[Stored items]
____
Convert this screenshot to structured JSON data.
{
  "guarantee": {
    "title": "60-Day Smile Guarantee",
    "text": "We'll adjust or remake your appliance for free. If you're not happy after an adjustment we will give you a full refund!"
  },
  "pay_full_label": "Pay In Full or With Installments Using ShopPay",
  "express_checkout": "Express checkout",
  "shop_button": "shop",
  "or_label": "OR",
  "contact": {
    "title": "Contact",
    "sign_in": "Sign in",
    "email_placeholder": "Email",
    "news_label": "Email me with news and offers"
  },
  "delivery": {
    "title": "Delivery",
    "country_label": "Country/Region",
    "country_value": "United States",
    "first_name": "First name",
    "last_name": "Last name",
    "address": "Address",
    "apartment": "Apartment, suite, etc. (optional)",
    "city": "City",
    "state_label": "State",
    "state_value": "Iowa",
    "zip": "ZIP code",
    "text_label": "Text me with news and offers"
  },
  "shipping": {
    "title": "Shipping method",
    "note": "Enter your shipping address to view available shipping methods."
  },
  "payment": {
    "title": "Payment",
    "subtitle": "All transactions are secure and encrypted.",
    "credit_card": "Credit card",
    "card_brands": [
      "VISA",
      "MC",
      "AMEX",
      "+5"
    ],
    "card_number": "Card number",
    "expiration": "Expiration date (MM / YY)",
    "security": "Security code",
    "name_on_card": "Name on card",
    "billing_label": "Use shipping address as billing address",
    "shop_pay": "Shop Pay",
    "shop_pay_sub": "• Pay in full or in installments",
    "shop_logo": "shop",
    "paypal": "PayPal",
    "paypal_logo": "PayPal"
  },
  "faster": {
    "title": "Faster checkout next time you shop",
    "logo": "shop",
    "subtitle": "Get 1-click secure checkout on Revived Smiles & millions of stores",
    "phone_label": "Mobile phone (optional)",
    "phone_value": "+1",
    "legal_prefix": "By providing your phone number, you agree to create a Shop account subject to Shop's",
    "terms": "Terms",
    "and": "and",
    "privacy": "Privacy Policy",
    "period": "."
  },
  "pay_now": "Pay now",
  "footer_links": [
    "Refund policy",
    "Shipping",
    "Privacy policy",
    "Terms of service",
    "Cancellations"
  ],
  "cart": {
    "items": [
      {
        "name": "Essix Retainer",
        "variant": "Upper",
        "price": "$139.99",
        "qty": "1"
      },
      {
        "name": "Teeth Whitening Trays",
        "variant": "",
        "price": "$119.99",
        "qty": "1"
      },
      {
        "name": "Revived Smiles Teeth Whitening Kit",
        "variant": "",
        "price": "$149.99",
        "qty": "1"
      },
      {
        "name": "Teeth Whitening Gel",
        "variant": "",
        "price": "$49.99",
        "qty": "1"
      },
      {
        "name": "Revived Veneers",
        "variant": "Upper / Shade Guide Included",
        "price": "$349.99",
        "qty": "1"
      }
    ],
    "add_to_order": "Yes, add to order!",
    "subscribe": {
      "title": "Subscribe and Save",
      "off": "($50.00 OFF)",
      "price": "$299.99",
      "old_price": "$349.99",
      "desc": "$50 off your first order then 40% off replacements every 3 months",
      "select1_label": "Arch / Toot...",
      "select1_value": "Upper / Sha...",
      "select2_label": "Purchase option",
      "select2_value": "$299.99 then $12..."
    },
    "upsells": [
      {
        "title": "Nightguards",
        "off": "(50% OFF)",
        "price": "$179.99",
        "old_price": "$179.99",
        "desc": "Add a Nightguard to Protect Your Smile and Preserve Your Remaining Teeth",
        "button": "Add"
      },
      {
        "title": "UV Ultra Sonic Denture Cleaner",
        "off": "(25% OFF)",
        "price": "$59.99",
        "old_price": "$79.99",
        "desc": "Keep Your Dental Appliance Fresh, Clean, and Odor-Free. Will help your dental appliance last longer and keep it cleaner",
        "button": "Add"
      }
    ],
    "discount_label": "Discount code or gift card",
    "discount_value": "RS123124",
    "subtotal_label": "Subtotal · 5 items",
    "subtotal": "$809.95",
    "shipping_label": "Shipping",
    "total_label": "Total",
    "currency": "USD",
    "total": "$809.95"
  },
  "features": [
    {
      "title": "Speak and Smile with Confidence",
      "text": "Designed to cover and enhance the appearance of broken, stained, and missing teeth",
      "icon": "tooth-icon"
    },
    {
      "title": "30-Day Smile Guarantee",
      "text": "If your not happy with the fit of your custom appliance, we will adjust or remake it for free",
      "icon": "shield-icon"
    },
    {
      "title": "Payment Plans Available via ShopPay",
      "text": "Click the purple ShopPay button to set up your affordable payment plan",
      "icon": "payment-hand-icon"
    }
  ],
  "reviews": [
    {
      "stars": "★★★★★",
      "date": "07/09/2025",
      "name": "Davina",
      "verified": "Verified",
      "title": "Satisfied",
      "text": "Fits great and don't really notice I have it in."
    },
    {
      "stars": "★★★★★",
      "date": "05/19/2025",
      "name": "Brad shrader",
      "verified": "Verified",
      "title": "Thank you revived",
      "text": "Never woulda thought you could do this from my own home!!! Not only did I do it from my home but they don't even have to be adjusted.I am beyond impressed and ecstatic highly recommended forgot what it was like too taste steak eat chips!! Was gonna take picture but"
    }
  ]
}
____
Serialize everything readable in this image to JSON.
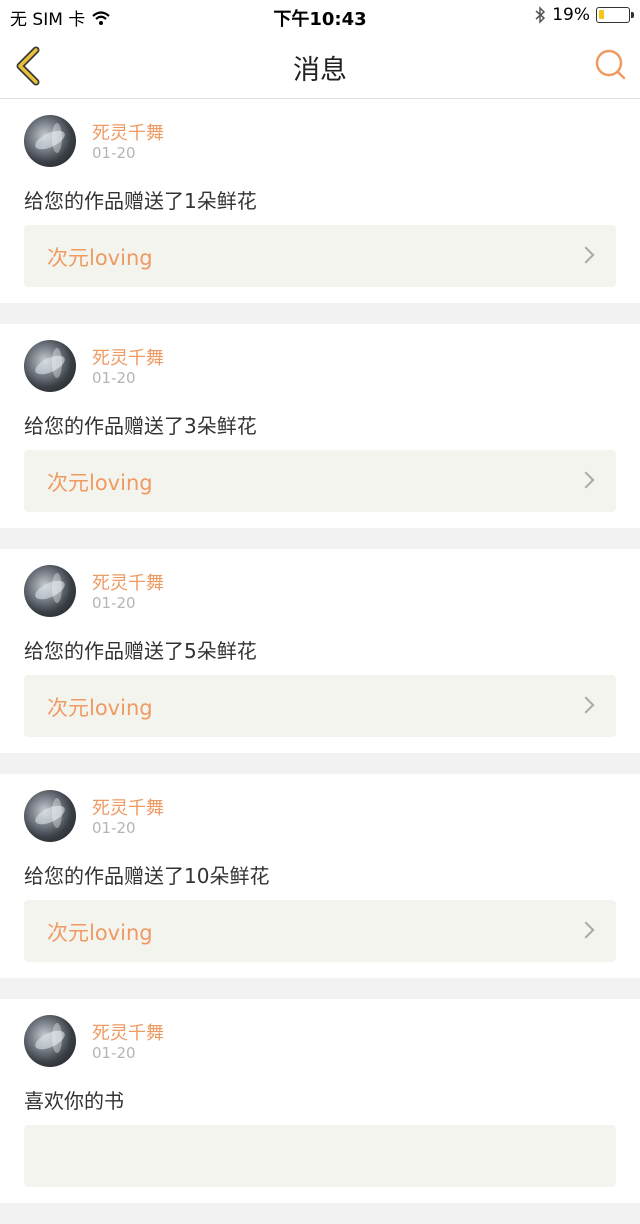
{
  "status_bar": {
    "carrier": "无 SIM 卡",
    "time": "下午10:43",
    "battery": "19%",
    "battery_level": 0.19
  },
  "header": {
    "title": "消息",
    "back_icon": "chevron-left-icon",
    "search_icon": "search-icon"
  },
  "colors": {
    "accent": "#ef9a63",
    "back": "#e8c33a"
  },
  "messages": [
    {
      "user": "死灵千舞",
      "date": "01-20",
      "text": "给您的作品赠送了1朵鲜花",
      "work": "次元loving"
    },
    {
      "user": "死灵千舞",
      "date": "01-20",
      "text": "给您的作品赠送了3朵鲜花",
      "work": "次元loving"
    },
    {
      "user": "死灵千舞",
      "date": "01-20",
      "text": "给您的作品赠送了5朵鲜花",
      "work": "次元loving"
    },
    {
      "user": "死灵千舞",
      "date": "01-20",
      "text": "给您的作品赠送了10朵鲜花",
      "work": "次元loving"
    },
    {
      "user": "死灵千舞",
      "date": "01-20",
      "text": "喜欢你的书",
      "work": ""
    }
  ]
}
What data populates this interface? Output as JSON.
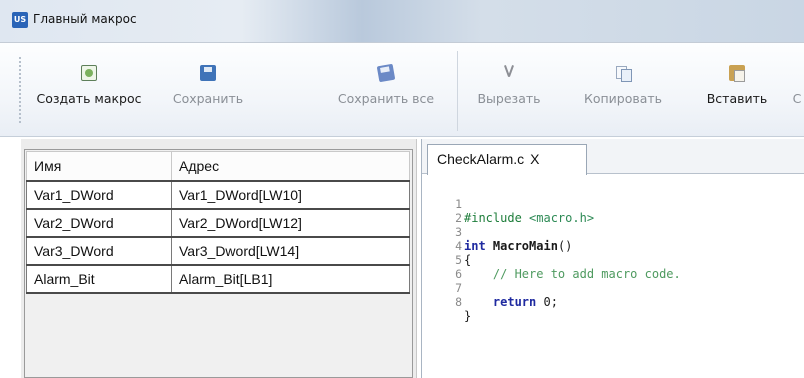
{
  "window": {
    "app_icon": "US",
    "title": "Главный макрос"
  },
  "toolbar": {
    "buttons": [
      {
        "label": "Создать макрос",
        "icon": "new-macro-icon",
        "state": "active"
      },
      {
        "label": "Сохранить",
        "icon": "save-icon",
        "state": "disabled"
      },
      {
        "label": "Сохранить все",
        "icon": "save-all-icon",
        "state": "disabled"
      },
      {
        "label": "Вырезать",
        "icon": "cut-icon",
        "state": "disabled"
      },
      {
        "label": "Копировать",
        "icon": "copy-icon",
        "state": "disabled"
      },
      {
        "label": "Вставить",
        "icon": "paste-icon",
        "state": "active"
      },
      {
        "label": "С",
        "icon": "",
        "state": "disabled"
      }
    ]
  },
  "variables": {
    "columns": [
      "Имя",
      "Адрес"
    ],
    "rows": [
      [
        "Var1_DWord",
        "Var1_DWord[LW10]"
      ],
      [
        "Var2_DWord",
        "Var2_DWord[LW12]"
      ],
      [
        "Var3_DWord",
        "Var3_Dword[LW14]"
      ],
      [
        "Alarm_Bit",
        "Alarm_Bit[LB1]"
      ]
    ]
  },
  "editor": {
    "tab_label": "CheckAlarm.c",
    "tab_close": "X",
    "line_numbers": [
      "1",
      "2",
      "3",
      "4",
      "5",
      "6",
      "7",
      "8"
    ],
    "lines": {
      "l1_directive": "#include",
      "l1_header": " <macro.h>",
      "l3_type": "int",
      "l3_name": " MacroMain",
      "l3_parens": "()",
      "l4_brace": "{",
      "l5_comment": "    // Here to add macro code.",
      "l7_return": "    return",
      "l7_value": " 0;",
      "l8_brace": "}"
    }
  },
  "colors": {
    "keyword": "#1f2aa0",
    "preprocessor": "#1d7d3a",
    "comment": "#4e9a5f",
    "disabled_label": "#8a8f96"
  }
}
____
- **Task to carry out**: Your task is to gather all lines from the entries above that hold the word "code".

- **Final answer**:
    "zip": "ZIP code",
    "security": "Security code",
    "discount_label": "Discount code or gift card",
      "l5_comment": "    // Here to add macro code.",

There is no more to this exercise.